ICES Journal of Marine Science, vol.77, pp.527-538, 2020 (SCI-Expanded) identifier identifier

  • Publication Type: Article / Article
  • Volume: 77
  • Publication Date: 2020
  • Doi Number: 10.1093/icesjms/fsz230
  • Journal Name: ICES Journal of Marine Science
  • Journal Indexes: Science Citation Index Expanded (SCI-EXPANDED), Scopus, Academic Search Premier, Aerospace Database, Aquatic Science & Fisheries Abstracts (ASFA), Artic & Antarctic Regions, BIOSIS, CAB Abstracts, Communication Abstracts, Environment Index, Geobase, Metadex, Veterinary Science Database, Civil Engineering Abstracts
  • Page Numbers: pp.527-538
  • Keywords: Common Fisheries Policy, cpue, data-poor stocks, MSFD, stock assessment, surplus production models, UNCLOS, CATCH, MODEL
  • Istanbul University Affiliated: Yes


The Law of the Sea and regional and national laws and agreements require exploited populations or stocks to be managed so that they can produce maximum sustainable yields. However, exploitation level and stock status are unknown for most stocks because the data required for full stock assessments are missing.
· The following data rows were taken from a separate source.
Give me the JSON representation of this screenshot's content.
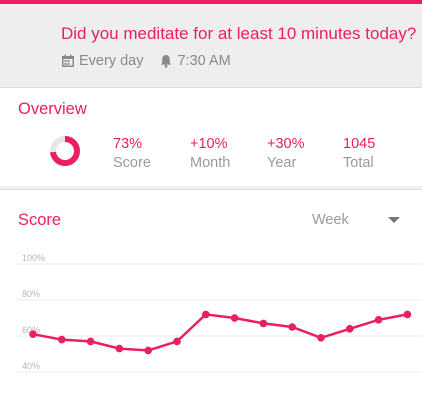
{
  "habit": {
    "question": "Did you meditate for at least 10 minutes today?",
    "frequency": "Every day",
    "reminder": "7:30 AM",
    "frequency_icon": "calendar-icon",
    "reminder_icon": "bell-icon"
  },
  "overview": {
    "title": "Overview",
    "score_fraction": 0.73,
    "stats": [
      {
        "value": "73%",
        "label": "Score"
      },
      {
        "value": "+10%",
        "label": "Month"
      },
      {
        "value": "+30%",
        "label": "Year"
      },
      {
        "value": "1045",
        "label": "Total"
      }
    ]
  },
  "score": {
    "title": "Score",
    "period": "Week",
    "dropdown_icon": "caret-down-icon"
  },
  "colors": {
    "accent": "#e91e63",
    "muted_text": "#9a9a9a",
    "ring_track": "#e6e6e6"
  },
  "chart_data": {
    "type": "line",
    "ytick_labels": [
      "100%",
      "80%",
      "60%",
      "40%"
    ],
    "ylim": [
      40,
      100
    ],
    "grid": true,
    "values": [
      61,
      58,
      57,
      53,
      52,
      57,
      72,
      70,
      67,
      65,
      59,
      64,
      69,
      72
    ]
  }
}
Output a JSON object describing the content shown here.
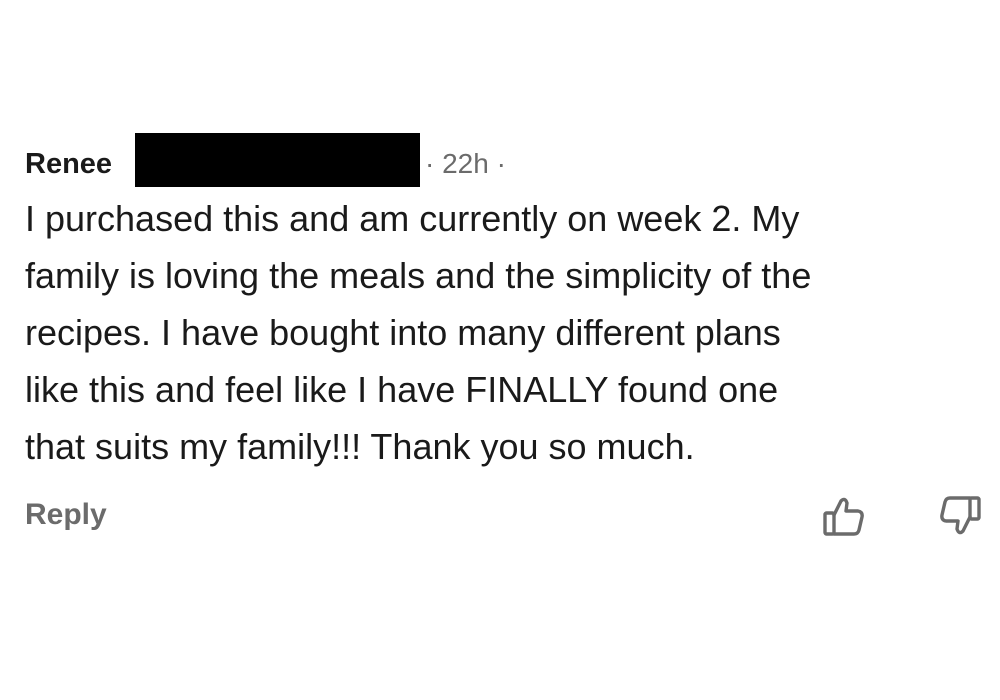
{
  "comment": {
    "author": "Renee",
    "author_redacted": true,
    "timestamp": "22h",
    "meta_separator": "·",
    "body": "I purchased this and am currently on week 2. My\nfamily is loving the meals and the simplicity of the\nrecipes. I have bought into many different plans\nlike this and feel like I have FINALLY found one\nthat suits my family!!!  Thank you so much.",
    "reply_label": "Reply",
    "icons": {
      "upvote": "thumbs-up-icon",
      "downvote": "thumbs-down-icon"
    }
  }
}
This study presents a new method [abundance maximum sustainable yields (AMSY)] that estimates relative population size when no catch data are available using time series of catch-per-unit-effort or other relative abundance indices as the main input. AMSY predictions for relative stock size were not significantly different from the “true” values when compared with simulated data. Also, they were not significantly different from relative stock size estimated by data-rich models in 88% of the comparisons within 140 real stocks. Application of AMSY to 38 data-poor stocks showed the suitability of the method and led to the first assessments for 23 species. Given the lack of catch data as input, AMSY estimates of exploitation come with wide margins of uncertainty, which may not be suitable for management. However, AMSY seems to be well suited for estimating productivity as well as relative stock size and may, therefore, aid in the management of data-poor stocks.